A Symphony in a Florida Forest
Tourists swarm like mosquitoes come January in the Everglades. Craving relief, I decided to try the Pineland Trail. As soon as I ducked through the big gate, I knew I’d found my sanctuary.
I was overtaken by the silence of the woods. An old logging road jutted through the forest, barely visible under a thick carpet of pine needles. The brown needles muted my footfalls and provided a dramatic contrast to the riot of green under story and the tops of the slash pines above. Through the open canopy, I could see the sky gathering clouds.
A few steps in, I entered the world of the forest and the outside world disappeared. Seemingly silent at first, I soon became aware of my surroundings and began to hear the woodland sounds. A giant striped dragonfly skimmed right in front of me, its wings softly fluttering as it worked the tall grasses. The sound of its wings was rhythmic. A crunch and rustle got my attention next and I followed the sound to a small squirrel darting across the forest floor. As it raced away, the skittering sound faded and created a backdrop to the cadence of the dragonfly wings.
Each step further into the forest, I heard more of the melody the forest played for me. The raspy sound of leaves moving across a limestone formation introduced another layer to the riff. Studying its ancient fissures, I wondered what might live there now when so long ago this rock was caressed by the Atlantic. Mesmerized, I stepped further into the enchanted forest.
I saw a standing dead tree and the forest symphony grew louder as it played back the cacophony of a ravaging lightning fire that ripped its bark and threw it in chunks to the ground, gnarling its crown. The rattle of wind through a stand of pines that were leaning but not toppled lent percussion to the verse describing Hurricane Wilma’s blustery visit.

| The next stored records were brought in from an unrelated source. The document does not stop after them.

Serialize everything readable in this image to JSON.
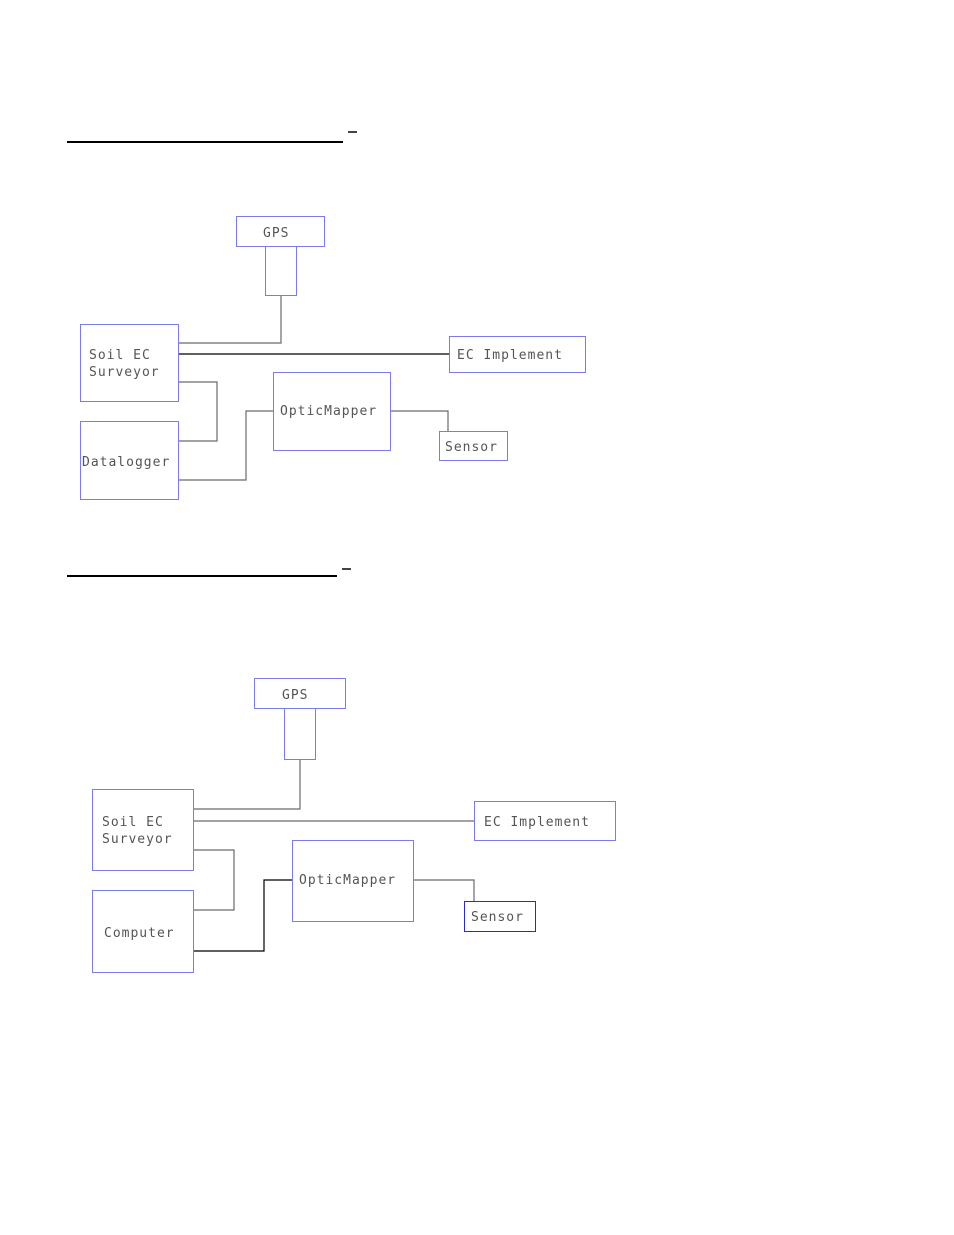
{
  "headings": [
    {
      "text": "",
      "dash": "–"
    },
    {
      "text": "",
      "dash": "–"
    }
  ],
  "diagrams": [
    {
      "id": "diagram-1",
      "nodes": {
        "gps": {
          "label": "GPS"
        },
        "soil_ec_surveyor": {
          "label_line1": "Soil EC",
          "label_line2": "Surveyor"
        },
        "logger": {
          "label": "Datalogger"
        },
        "opticmapper": {
          "label": "OpticMapper"
        },
        "ec_implement": {
          "label": "EC Implement"
        },
        "sensor": {
          "label": "Sensor"
        }
      },
      "connections": [
        [
          "gps",
          "soil_ec_surveyor"
        ],
        [
          "soil_ec_surveyor",
          "ec_implement"
        ],
        [
          "soil_ec_surveyor",
          "logger"
        ],
        [
          "logger",
          "opticmapper"
        ],
        [
          "opticmapper",
          "sensor"
        ]
      ]
    },
    {
      "id": "diagram-2",
      "nodes": {
        "gps": {
          "label": "GPS"
        },
        "soil_ec_surveyor": {
          "label_line1": "Soil EC",
          "label_line2": "Surveyor"
        },
        "logger": {
          "label": "Computer"
        },
        "opticmapper": {
          "label": "OpticMapper"
        },
        "ec_implement": {
          "label": "EC Implement"
        },
        "sensor": {
          "label": "Sensor"
        }
      },
      "connections": [
        [
          "gps",
          "soil_ec_surveyor"
        ],
        [
          "soil_ec_surveyor",
          "ec_implement"
        ],
        [
          "soil_ec_surveyor",
          "logger"
        ],
        [
          "logger",
          "opticmapper"
        ],
        [
          "opticmapper",
          "sensor"
        ]
      ]
    }
  ],
  "colors": {
    "box_stroke": "#7b7bea",
    "wire": "#6a6a6a",
    "text": "#555555"
  }
}
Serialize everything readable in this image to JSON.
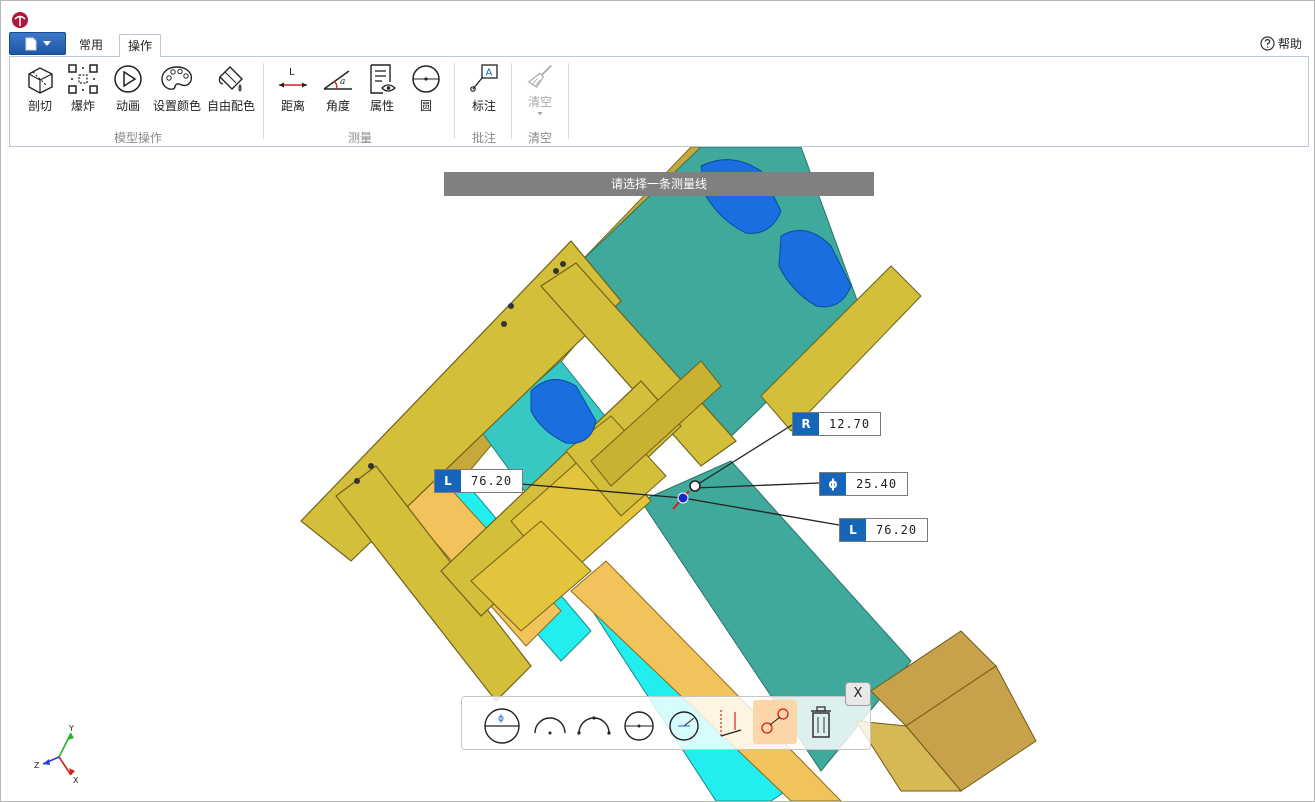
{
  "tabs": [
    {
      "label": "常用",
      "active": false
    },
    {
      "label": "操作",
      "active": true
    }
  ],
  "help_label": "帮助",
  "ribbon": {
    "groups": [
      {
        "label": "模型操作",
        "buttons": [
          "剖切",
          "爆炸",
          "动画",
          "设置颜色",
          "自由配色"
        ]
      },
      {
        "label": "测量",
        "buttons": [
          "距离",
          "角度",
          "属性",
          "圆"
        ]
      },
      {
        "label": "批注",
        "buttons": [
          "标注"
        ]
      },
      {
        "label": "清空",
        "buttons": [
          "清空"
        ]
      }
    ]
  },
  "prompt": "请选择一条测量线",
  "dimensions": [
    {
      "tag": "R",
      "value": "12.70"
    },
    {
      "tag": "ϕ",
      "value": "25.40"
    },
    {
      "tag": "L",
      "value": "76.20"
    },
    {
      "tag": "L",
      "value": "76.20"
    }
  ],
  "axes": {
    "x": "X",
    "y": "Y",
    "z": "Z"
  },
  "close_label": "X",
  "colors": {
    "frame": "#d4bf3a",
    "teal": "#3fa99b",
    "cyan": "#22eef0",
    "blue": "#1a6ee0",
    "ribbon_accent": "#1565b8",
    "toolbar_active": "#fbd6a8"
  }
}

The sounds that the forest gave up were its signature opus. The symphony I heard that day had been evolving over eons, with all the changes in the forest both subtle and grand tuning and refining its chorus. No two-day’s songs are ever the same. So the next time you’re looking for a retreat, go out and listen to the sounds of the forest. It will play for you its newest notes.
UPCOMING IN JANUARY
Jan. 13-15 – Eighth annual Southwest Florida Nature Festival
Jan. 13-15 – 35th annual Art Deco Weekend, Miami. Read about taking an Art Deco walk in North Miami Beach in Chapter 44 “The Delight of Deco” in my book “50 Great Walks in Florida” available on my Web site.
Jan. 14 – Edison Day of Discovery 10 a.m. to 4 p.m. Florida Gulf Coast University, free, Fort Myers
Jan. 28 – Gasparilla Pirate Festival, Tampa
MORE TO EXPLORE